▶ REQUIRED WORK
Starting at the top line and ending at the bottom one, repeat the entries exactly and drop every picture.
* * * * *
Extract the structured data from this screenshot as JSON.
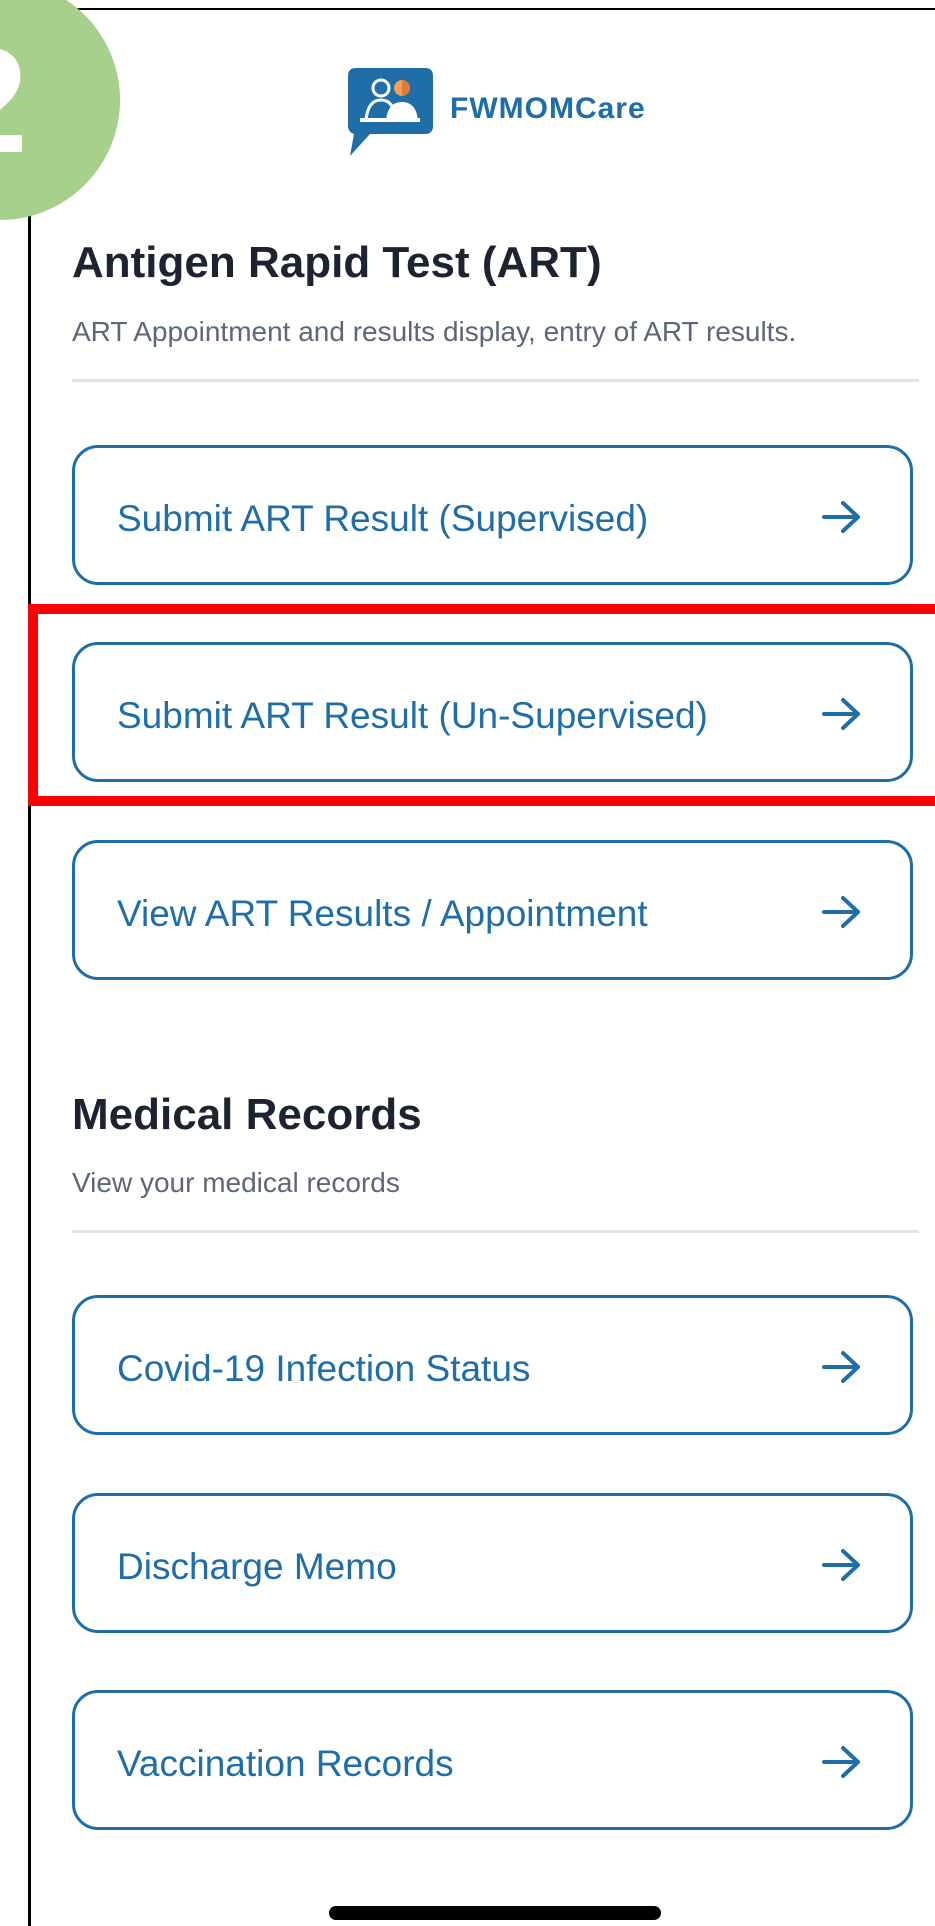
{
  "step_badge": {
    "text": "2"
  },
  "app": {
    "name": "FWMOMCare",
    "logo_icon": "doctor-patient-chat-icon"
  },
  "sections": {
    "art": {
      "title": "Antigen Rapid Test (ART)",
      "description": "ART Appointment and results display, entry of ART results."
    },
    "medical": {
      "title": "Medical Records",
      "description": "View your medical records"
    }
  },
  "cards": {
    "supervised": "Submit ART Result (Supervised)",
    "unsupervised": "Submit ART Result (Un-Supervised)",
    "view_results": "View ART Results / Appointment",
    "covid_status": "Covid-19 Infection Status",
    "discharge_memo": "Discharge Memo",
    "vaccination_records": "Vaccination Records"
  },
  "icons": {
    "card_arrow": "arrow-right-icon"
  },
  "colors": {
    "accent": "#1f6ea8",
    "title": "#1e2331",
    "description": "#5d6778",
    "highlight": "#ff0000",
    "badge": "#a8d08d"
  }
}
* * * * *
▶ WRITTEN ANSWER
Extract the structured data from this screenshot as JSON.
{
  "step_badge": {
    "text": "2"
  },
  "app": {
    "name": "FWMOMCare",
    "logo_icon": "doctor-patient-chat-icon"
  },
  "sections": {
    "art": {
      "title": "Antigen Rapid Test (ART)",
      "description": "ART Appointment and results display, entry of ART results."
    },
    "medical": {
      "title": "Medical Records",
      "description": "View your medical records"
    }
  },
  "cards": {
    "supervised": "Submit ART Result (Supervised)",
    "unsupervised": "Submit ART Result (Un-Supervised)",
    "view_results": "View ART Results / Appointment",
    "covid_status": "Covid-19 Infection Status",
    "discharge_memo": "Discharge Memo",
    "vaccination_records": "Vaccination Records"
  },
  "icons": {
    "card_arrow": "arrow-right-icon"
  },
  "colors": {
    "accent": "#1f6ea8",
    "title": "#1e2331",
    "description": "#5d6778",
    "highlight": "#ff0000",
    "badge": "#a8d08d"
  }
}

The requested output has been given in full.